Anyone trying to sell DSL acceleration technologies in the fiber-to-the-home (FTTH) heartlands of Asia Pacific a couple of years ago would have been heartily laughed out of town - who needed copper when fiber was the way of the future?
Well, things haven't turned out quite so smoothly in the FTTH revolution as operators have discovered that taking a fiber-optic connection right into a subscriber's residence is a lot more difficult, time consuming and expensive than they first thought.
So, while there are markets out there in the region which will be dominated by FTTH - Hong Kong and Singapore being obvious examples - there are plenty of other markets, including FTTH "champions" like Japan and South Korea where copper will be playing a role for quite some time to come.
That's why operators from even these advanced broadband markets were taking a very close interest in the discussions around DSL acceleration technologies like vectoring and G.Fast at the recent Broadband World Forum in Amsterdam.
In short, operators in these larger markets - outside of the city-states like Singapore and Hong Kong - realize that running FTTH to every apartment inside every building is just not going to happen for a very, very long time.Therefore, if they want to increase speeds offered over their current in-building VDSL networks - which currently deliver typical speeds of between 25 Mbps and 50 Mbps - then they need to seriously considering both Vectoring and G.Fast.Using vectoring as an in-building solution would allow operators to take those download speeds up toward 100 Mbps. Once G.Fast becomes commercially available, they will be able to move very close to 1-Gbps speeds on existing VDSL infrastructure.
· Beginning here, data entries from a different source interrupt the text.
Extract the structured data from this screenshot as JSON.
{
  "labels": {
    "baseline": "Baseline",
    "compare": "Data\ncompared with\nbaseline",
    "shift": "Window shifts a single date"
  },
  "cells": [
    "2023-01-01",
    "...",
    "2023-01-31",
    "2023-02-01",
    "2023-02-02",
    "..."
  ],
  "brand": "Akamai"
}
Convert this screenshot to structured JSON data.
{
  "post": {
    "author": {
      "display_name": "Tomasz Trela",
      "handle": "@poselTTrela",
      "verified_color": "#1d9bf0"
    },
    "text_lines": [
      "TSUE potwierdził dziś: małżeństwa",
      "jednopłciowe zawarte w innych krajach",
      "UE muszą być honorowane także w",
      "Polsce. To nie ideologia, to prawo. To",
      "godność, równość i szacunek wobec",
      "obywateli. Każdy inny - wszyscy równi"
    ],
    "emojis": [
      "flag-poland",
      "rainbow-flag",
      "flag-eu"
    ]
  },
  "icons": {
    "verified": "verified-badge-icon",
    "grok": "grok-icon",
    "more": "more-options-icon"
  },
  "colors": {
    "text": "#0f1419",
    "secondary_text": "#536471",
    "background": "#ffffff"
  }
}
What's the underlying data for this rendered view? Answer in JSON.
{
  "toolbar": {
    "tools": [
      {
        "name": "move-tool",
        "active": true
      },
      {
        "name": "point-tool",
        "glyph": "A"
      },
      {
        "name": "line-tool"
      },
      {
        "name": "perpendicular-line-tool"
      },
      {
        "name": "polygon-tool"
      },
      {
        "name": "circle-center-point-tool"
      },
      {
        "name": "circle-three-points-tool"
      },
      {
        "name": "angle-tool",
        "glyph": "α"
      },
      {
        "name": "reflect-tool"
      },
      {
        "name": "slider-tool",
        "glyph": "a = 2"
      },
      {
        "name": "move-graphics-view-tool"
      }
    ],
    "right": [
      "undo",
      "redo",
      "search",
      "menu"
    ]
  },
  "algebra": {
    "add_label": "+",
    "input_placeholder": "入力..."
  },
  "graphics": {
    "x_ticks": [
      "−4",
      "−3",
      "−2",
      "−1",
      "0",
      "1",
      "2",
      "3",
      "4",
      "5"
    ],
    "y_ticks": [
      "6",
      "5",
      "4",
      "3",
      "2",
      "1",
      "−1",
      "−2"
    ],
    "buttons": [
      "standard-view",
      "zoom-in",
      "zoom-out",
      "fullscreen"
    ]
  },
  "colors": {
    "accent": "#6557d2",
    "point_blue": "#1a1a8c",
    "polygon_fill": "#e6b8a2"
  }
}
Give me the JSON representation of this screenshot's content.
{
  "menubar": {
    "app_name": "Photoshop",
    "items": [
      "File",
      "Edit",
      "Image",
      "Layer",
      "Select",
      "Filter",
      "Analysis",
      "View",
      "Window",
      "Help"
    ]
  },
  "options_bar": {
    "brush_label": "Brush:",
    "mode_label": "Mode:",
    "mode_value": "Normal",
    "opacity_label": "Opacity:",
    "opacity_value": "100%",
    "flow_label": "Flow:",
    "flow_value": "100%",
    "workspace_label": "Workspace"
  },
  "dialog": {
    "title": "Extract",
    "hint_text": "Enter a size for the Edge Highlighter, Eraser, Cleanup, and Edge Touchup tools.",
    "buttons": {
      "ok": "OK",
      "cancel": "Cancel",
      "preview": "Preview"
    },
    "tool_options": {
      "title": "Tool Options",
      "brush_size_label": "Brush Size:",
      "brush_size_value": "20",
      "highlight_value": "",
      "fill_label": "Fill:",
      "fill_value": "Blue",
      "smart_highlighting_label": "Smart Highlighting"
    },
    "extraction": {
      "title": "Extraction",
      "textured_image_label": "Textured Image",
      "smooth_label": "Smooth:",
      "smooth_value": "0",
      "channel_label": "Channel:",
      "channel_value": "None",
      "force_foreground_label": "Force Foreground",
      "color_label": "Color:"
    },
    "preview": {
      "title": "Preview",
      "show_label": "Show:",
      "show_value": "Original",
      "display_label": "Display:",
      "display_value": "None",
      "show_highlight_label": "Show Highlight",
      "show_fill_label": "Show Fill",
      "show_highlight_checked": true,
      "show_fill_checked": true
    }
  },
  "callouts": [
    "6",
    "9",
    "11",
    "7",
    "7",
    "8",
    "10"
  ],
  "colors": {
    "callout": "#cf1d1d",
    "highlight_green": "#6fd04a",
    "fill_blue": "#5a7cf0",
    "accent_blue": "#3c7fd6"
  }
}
Outside of very advanced markets such as Japan and South Korea, vectoring and G.Fast present intriguing possibilities for mid-tier markets like Malaysia where these technologies could help turn Telekom Malaysia's High-Speed Broadband Network - largely powered by VDSL in the last-mile - into a much faster network.In turn, there are still tens of millions of DSL subscribers in markets like Thailand, the Philippines and Indonesia - not to mention regional giant China - who might benefit from the deployment of vectoring and G.Fast, although there would be significant questions over the quality of the copper infrastructure in those markets.In addition of course, we already know that the newly elected conservative Coalition government in Australia is looking to change the design of the controversial National Broadband Network (NBN) from an FTTH design toward FTTN and plans to use vectoring - and maybe G.Fast in the future - to boost speeds.
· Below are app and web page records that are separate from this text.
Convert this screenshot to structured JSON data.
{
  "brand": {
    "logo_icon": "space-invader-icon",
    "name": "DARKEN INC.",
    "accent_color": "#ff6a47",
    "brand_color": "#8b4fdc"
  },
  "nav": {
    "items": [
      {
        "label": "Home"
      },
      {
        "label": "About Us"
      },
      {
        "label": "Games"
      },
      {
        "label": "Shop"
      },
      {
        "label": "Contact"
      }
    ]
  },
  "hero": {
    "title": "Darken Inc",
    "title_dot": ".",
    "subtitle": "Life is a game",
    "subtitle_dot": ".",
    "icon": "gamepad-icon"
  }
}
So, it looks certain that those creaking old copper networks are going to be around the place for quite some time yet. What really matters are the outcomes they deliver. And if copper can still deliver high-speeds at low prices, then it will stay in the game.
Tony Brown is a senior analyst at Informa Telecoms & Media
Seven key strategies for thriving in 2014:
- Time to change your mindset
- New adventures in apps
- Finance services finally go mobile
- Monetization gets personal
- Mobile data traffic goes mega
- Copper crucial to FTTH plans
- Time for TDD
This article first published in Telecom Asia Vision 2014 Supplement